→ DIRECTIONS: Return all the lines below exactly as written. Drop every picture.

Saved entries
☆ ☆ ☆

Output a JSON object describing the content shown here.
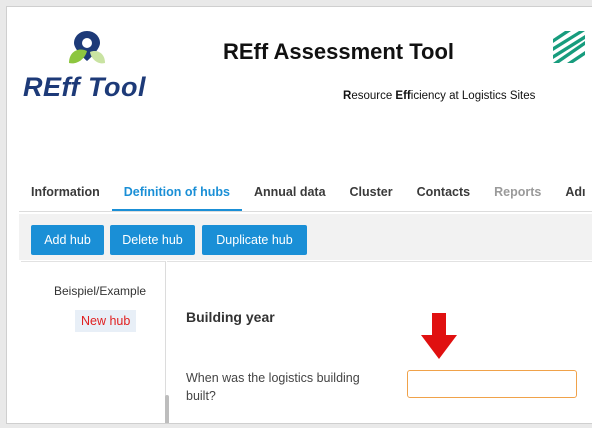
{
  "header": {
    "logo_text": "REff Tool",
    "title": "REff Assessment Tool",
    "subtitle_parts": [
      "R",
      "esource ",
      "Eff",
      "iciency at Logistics Sites"
    ]
  },
  "tabs": [
    {
      "label": "Information",
      "state": "normal"
    },
    {
      "label": "Definition of hubs",
      "state": "active"
    },
    {
      "label": "Annual data",
      "state": "normal"
    },
    {
      "label": "Cluster",
      "state": "normal"
    },
    {
      "label": "Contacts",
      "state": "normal"
    },
    {
      "label": "Reports",
      "state": "disabled"
    },
    {
      "label": "Adı",
      "state": "normal"
    }
  ],
  "toolbar": {
    "add_label": "Add hub",
    "delete_label": "Delete hub",
    "duplicate_label": "Duplicate hub"
  },
  "sidebar": {
    "example_label": "Beispiel/Example",
    "new_hub_label": "New hub"
  },
  "content": {
    "section_title": "Building year",
    "question": "When was the logistics building built?",
    "building_year_value": ""
  },
  "colors": {
    "accent": "#1a8fd6",
    "new_hub_text": "#e02020",
    "input_border": "#f0a24a",
    "arrow": "#e01010",
    "logo_text": "#1d3a78"
  },
  "icons": [
    "location-pin-leaf-icon",
    "partner-logo-icon",
    "down-arrow-icon"
  ]
}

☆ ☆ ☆

→ SOLVED EXERCISE:
Output a JSON object describing the content shown here.
{
  "header": {
    "logo_text": "REff Tool",
    "title": "REff Assessment Tool",
    "subtitle_parts": [
      "R",
      "esource ",
      "Eff",
      "iciency at Logistics Sites"
    ]
  },
  "tabs": [
    {
      "label": "Information",
      "state": "normal"
    },
    {
      "label": "Definition of hubs",
      "state": "active"
    },
    {
      "label": "Annual data",
      "state": "normal"
    },
    {
      "label": "Cluster",
      "state": "normal"
    },
    {
      "label": "Contacts",
      "state": "normal"
    },
    {
      "label": "Reports",
      "state": "disabled"
    },
    {
      "label": "Adı",
      "state": "normal"
    }
  ],
  "toolbar": {
    "add_label": "Add hub",
    "delete_label": "Delete hub",
    "duplicate_label": "Duplicate hub"
  },
  "sidebar": {
    "example_label": "Beispiel/Example",
    "new_hub_label": "New hub"
  },
  "content": {
    "section_title": "Building year",
    "question": "When was the logistics building built?",
    "building_year_value": ""
  },
  "colors": {
    "accent": "#1a8fd6",
    "new_hub_text": "#e02020",
    "input_border": "#f0a24a",
    "arrow": "#e01010",
    "logo_text": "#1d3a78"
  },
  "icons": [
    "location-pin-leaf-icon",
    "partner-logo-icon",
    "down-arrow-icon"
  ]
}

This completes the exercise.